Systolic blood pressure (mmHg)111.21±12.62120.55±18.16<0.001112.97±12.72125.02±18.72<0.001115.62±14.57128.26±19.64<0.001<0.001<0.001<0.001<0.001<0.001
Diastolic blood pressure (mmHg)72.45±9.2478.30±11.17<0.00174.18±8.7581.05±11.39<0.00175.77±8.8182.98±11.39<0.001<0.001<0.001<0.001<0.001<0.001
Current Smoking (%)266(23.4)454(29.7)<0.001189(18.3)653(21.3)<0.00196(20.0)509(20.4)<0.001<0.0010.036<0.001<0.001<0.001
Marital Status<0.0010.150<0.001<0.001<0.001
Employment Status<0.001<0.001<0.001<0.001<0.001
  Un Employed542(47.7)578(37.8)621(60.0)1448(47.3)360(75.0)1646(66.1)

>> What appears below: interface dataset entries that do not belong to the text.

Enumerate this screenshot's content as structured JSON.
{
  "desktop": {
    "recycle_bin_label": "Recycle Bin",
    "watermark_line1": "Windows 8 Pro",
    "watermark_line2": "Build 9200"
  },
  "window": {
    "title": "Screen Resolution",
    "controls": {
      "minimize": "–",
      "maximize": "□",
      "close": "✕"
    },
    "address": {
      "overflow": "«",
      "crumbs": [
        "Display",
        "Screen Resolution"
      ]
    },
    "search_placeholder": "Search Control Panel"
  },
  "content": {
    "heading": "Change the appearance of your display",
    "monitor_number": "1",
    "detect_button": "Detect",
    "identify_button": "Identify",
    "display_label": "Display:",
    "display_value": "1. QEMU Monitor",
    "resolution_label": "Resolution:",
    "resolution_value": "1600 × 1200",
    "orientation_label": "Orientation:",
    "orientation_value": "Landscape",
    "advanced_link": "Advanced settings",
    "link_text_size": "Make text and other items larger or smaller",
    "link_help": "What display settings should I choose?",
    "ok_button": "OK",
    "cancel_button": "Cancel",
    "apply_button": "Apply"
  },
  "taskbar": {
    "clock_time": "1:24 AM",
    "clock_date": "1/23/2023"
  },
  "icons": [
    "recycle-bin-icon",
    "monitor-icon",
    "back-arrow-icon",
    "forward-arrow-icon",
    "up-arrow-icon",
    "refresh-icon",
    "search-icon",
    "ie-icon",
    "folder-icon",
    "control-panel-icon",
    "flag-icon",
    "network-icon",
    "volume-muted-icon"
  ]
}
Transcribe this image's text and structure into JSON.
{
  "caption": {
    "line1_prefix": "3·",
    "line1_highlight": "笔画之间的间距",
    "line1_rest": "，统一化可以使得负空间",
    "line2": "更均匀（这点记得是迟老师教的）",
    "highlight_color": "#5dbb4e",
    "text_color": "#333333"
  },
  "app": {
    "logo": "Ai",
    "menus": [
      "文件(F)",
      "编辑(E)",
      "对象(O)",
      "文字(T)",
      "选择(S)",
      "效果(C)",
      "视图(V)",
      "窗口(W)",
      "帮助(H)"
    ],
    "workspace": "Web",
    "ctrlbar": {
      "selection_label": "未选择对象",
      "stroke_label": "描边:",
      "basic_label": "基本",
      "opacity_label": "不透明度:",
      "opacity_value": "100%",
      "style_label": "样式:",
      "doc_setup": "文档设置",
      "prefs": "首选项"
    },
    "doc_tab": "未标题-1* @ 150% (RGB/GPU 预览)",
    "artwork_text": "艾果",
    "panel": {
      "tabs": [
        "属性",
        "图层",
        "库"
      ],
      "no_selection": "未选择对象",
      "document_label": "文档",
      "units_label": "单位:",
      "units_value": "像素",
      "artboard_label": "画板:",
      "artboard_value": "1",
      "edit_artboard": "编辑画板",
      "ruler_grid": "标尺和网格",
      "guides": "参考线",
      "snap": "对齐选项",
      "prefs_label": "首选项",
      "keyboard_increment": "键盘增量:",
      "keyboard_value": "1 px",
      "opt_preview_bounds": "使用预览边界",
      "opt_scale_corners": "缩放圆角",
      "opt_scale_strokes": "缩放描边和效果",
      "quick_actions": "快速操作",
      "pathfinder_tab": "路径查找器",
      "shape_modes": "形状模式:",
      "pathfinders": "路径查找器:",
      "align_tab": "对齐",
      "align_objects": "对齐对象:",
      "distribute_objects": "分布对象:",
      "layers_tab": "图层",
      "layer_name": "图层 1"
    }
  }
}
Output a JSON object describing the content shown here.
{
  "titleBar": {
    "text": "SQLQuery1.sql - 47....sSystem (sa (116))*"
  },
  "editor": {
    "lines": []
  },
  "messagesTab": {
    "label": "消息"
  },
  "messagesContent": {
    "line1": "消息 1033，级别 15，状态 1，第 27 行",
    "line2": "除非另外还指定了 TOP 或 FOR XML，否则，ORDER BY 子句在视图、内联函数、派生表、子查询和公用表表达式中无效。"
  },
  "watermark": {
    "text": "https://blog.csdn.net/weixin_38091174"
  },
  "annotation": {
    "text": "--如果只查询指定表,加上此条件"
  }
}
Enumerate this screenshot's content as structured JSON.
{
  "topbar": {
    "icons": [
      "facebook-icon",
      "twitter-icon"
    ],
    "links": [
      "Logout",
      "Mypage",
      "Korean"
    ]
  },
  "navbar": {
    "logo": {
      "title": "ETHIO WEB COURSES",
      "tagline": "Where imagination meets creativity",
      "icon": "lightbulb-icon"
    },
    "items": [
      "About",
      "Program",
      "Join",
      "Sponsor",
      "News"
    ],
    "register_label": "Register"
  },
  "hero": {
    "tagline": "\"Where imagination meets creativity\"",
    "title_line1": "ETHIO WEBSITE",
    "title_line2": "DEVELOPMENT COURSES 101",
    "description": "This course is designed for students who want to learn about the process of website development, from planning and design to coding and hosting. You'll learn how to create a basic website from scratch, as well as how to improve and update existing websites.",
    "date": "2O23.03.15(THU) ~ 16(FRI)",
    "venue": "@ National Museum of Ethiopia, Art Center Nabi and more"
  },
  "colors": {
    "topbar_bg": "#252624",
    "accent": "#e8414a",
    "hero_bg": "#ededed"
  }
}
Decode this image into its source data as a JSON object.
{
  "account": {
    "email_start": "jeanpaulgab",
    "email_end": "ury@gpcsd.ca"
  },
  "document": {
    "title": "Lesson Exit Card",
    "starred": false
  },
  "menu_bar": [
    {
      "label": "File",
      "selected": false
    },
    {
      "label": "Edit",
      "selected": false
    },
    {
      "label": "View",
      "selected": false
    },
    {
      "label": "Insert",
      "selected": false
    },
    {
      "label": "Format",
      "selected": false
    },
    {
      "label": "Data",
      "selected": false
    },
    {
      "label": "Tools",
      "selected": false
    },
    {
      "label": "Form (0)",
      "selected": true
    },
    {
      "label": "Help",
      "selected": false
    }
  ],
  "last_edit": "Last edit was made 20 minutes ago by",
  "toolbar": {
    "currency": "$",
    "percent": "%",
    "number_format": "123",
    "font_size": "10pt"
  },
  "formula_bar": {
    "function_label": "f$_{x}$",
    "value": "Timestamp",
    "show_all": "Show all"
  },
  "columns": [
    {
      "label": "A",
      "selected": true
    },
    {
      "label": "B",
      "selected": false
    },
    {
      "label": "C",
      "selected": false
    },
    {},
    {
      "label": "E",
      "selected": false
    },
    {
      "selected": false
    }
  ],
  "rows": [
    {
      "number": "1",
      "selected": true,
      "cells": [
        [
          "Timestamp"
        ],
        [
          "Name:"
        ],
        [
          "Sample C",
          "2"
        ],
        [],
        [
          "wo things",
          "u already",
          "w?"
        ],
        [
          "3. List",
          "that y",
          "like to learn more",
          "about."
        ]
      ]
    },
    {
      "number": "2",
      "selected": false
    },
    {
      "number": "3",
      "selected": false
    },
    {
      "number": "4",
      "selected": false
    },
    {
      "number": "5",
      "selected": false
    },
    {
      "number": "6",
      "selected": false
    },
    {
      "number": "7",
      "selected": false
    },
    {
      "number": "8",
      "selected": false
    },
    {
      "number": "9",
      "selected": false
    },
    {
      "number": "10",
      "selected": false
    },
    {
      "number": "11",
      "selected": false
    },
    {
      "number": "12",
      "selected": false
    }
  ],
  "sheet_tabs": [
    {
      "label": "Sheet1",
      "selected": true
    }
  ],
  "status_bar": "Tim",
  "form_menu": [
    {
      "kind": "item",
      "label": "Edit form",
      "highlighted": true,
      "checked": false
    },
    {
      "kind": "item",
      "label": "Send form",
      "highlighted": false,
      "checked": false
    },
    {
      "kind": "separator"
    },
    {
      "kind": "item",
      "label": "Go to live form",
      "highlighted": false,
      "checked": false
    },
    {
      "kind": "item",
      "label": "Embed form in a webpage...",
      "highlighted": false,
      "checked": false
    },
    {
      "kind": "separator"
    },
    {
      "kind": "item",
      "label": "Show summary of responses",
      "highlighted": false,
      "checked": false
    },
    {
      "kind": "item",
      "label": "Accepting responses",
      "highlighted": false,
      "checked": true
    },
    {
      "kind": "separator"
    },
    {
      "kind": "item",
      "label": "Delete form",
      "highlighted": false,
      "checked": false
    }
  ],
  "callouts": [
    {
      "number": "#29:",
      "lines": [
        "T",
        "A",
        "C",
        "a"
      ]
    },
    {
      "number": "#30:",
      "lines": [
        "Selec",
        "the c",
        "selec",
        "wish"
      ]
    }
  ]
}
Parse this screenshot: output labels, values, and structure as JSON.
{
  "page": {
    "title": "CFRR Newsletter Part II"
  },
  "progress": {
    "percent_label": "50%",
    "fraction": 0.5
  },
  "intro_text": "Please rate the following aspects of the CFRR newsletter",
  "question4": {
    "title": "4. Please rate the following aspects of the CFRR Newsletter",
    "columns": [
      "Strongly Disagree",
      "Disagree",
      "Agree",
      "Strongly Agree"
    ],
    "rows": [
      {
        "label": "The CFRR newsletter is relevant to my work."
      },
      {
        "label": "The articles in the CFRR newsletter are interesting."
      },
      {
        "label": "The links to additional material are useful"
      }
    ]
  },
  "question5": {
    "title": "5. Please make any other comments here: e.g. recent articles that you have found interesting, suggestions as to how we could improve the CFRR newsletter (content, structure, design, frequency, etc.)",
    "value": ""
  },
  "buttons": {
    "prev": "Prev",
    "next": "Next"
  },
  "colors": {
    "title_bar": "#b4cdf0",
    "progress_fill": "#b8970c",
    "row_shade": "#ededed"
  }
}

B: BMI categories, M: metabolic status, G: gender.

Table 3

Odds ratios (OR) and 95% confidence intervals (95% CI) from multinomial age and sex adjusted multinomial logistic regression models, showing the association of metabolic traits with body mass index categories

PredictorsNormal WeightOverweightObese
ReferenceOR (95% CI)p-ValueOR (95% CI)p-ValueR2
Age1.001.00 (0.99–1.01)0.2571.01 (1.00–1.03)0.0020.031
Sex, men1.000.48 (0.41–0.55)<0.0010.20 (0.17–0.25)<0.001
Waist circumference (cm)1.001.14 (1.131.15)< 0.0011.30 (1.291.31)< 0.0010.284
Hip circumference (cm)1.001.28 (1.261.30)< 0.0011.65 (1.621.68)< 0.0010.371
Fasting blood glucose (mg/dl)1.001.00 (1.00-1.00)< 0.0011.00 (1.00-1.00)< 0.0010.033
Serum Total cholesterol (mg/dl)1.001.02 (1.01-1.02)<0.0011.03 (1.02-1.03)<0.0010.036
Serum triglyceride (mg/dl)1.001.00 (1.00-1.00)<0.0011.00 (1.00-1.00)<0.0010.053
Serum HDL-cholesterol (mg/dl)1.000.97 (0.96-0.97)<0.0010.96 (0.95-0.96)<0.0010.039
Serum LDL-cholesterol (mg/dl)1.001.05 (1.04–1.06)<0.0011.08 (1.06-1.09)<0.0010.032
Serum Hs-C-reactive protein (mg/l)1.001.01 (1.00–1.02)<0.0011.03 (1.02–1.04)<0.0010.037
Systolic blood pressure(mmHg)1.001.02 (1.01-1.02)<0.0011.03 (1.03-1.03)<0.0010.051
Diastolic blood pressure (mmHg)1.001.03 (1.03-1.04)<0.0011.05 (1.05-1.06)<0.0010.053